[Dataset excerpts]

========

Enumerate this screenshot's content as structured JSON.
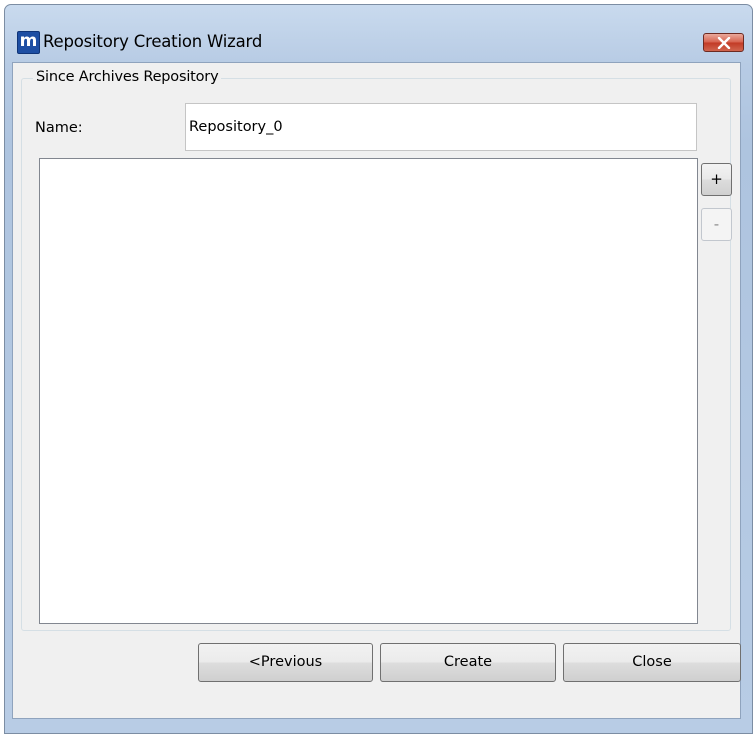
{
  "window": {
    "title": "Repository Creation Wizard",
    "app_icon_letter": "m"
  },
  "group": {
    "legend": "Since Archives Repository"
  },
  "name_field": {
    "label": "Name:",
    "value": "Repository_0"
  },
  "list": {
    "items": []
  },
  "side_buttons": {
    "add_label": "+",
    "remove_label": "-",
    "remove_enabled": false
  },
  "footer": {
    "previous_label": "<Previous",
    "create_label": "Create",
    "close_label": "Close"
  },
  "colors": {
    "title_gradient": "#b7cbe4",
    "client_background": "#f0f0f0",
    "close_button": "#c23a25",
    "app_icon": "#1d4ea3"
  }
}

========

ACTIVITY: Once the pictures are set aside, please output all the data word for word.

ANSWER BOX:
Enumerate this screenshot's content as structured JSON.
{
  "window": {
    "title": "Repository Creation Wizard",
    "app_icon_letter": "m"
  },
  "group": {
    "legend": "Since Archives Repository"
  },
  "name_field": {
    "label": "Name:",
    "value": "Repository_0"
  },
  "list": {
    "items": []
  },
  "side_buttons": {
    "add_label": "+",
    "remove_label": "-",
    "remove_enabled": false
  },
  "footer": {
    "previous_label": "<Previous",
    "create_label": "Create",
    "close_label": "Close"
  },
  "colors": {
    "title_gradient": "#b7cbe4",
    "client_background": "#f0f0f0",
    "close_button": "#c23a25",
    "app_icon": "#1d4ea3"
  }
}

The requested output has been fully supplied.